# Task prompt:
Filter this listing down to the lines that contain the word "Remove", and copy them.

◇ ◇ ◇ ◇

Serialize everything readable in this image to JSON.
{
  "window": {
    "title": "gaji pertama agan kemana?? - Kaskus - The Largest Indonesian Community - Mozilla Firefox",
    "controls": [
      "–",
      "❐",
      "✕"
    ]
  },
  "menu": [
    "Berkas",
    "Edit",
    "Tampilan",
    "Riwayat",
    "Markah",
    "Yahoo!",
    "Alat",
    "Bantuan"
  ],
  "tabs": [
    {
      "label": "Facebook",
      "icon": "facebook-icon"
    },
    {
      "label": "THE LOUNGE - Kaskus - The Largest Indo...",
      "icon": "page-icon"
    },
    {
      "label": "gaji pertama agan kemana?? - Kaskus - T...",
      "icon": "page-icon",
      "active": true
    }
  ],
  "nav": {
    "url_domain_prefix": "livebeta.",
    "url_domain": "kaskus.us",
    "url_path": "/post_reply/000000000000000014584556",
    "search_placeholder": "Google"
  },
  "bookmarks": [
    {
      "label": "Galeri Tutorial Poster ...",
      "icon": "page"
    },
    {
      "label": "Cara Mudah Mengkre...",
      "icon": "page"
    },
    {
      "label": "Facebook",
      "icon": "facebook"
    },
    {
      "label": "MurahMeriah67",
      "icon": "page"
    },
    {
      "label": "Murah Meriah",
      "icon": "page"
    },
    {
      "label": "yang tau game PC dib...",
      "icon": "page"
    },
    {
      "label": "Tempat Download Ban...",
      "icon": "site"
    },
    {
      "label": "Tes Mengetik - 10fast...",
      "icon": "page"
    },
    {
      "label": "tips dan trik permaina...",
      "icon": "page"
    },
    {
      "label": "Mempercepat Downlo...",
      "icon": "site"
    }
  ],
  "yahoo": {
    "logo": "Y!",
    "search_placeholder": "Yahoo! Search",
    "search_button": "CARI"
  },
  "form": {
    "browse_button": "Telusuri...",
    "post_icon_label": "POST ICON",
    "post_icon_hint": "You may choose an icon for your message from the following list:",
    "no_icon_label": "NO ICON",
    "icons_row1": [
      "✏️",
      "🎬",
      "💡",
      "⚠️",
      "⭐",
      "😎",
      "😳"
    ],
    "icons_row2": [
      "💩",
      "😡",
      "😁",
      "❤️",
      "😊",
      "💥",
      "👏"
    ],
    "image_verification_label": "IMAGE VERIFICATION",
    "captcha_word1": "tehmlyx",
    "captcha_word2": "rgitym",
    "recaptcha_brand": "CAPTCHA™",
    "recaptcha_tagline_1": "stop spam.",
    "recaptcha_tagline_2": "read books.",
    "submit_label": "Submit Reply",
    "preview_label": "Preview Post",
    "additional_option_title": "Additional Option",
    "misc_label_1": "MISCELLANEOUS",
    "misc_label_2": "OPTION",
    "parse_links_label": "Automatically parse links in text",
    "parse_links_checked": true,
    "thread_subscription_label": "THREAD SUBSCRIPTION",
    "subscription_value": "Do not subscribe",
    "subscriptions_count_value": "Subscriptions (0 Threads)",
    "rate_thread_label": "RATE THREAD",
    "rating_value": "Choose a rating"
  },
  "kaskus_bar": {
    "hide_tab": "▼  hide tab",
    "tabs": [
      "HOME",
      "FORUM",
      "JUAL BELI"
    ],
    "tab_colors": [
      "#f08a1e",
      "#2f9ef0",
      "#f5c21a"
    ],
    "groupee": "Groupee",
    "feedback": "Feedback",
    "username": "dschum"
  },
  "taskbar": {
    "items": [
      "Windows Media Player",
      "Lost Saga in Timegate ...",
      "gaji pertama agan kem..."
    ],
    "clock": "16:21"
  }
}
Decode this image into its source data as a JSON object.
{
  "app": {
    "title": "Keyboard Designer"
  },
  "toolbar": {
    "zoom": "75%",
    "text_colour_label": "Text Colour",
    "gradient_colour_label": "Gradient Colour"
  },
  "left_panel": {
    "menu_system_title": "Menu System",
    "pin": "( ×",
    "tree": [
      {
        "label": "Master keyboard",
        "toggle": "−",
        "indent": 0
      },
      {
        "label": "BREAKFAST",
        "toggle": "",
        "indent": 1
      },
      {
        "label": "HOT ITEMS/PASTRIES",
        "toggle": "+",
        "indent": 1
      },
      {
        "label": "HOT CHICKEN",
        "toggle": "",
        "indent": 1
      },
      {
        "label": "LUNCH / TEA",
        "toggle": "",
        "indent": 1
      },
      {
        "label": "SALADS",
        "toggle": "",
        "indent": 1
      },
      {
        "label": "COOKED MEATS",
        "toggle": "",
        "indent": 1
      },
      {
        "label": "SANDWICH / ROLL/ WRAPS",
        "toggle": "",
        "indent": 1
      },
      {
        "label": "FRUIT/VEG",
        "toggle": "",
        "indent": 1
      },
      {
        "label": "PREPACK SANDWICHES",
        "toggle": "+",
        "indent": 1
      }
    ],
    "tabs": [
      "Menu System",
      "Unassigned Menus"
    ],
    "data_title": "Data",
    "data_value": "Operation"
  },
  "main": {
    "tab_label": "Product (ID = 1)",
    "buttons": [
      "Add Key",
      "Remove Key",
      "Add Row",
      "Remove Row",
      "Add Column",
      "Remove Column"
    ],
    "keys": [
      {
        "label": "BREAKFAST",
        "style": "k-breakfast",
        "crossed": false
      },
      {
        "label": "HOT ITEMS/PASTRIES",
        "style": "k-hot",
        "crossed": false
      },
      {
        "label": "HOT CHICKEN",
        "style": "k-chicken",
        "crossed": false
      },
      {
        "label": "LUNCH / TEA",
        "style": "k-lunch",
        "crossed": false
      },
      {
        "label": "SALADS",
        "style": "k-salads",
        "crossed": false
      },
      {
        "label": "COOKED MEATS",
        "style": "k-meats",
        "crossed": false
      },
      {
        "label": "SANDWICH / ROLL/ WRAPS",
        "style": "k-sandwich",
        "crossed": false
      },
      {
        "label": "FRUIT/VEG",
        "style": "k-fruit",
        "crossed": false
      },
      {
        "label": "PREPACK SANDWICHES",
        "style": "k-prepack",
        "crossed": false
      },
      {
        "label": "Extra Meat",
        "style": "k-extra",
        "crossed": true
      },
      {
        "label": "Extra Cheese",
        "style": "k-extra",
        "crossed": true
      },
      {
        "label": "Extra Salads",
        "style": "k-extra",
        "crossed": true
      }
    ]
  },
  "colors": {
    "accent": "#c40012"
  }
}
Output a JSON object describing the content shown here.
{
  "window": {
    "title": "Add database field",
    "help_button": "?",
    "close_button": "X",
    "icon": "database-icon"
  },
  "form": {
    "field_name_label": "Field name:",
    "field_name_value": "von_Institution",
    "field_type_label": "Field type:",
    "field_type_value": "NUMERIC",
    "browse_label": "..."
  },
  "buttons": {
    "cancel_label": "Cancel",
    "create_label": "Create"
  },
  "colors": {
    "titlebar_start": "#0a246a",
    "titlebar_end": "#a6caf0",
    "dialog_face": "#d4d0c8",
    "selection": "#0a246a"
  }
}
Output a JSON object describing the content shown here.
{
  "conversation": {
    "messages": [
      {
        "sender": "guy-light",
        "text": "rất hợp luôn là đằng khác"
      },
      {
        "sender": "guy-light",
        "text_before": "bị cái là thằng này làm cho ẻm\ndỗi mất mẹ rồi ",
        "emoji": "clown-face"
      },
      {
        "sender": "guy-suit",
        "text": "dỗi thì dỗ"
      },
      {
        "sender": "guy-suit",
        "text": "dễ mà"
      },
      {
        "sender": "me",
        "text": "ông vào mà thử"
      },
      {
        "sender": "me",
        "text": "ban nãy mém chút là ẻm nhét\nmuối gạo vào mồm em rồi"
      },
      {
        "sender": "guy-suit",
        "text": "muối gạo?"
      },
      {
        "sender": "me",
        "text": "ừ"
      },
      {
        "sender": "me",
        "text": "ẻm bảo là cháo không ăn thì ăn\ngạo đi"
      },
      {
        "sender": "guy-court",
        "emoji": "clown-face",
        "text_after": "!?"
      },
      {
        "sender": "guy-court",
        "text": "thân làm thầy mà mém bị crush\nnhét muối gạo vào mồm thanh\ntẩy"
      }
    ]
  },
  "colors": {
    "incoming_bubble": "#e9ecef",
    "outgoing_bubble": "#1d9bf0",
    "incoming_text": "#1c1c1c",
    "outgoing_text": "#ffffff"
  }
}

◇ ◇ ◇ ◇

# Answer section:
      "Remove Key",
      "Remove Row",
      "Remove Column"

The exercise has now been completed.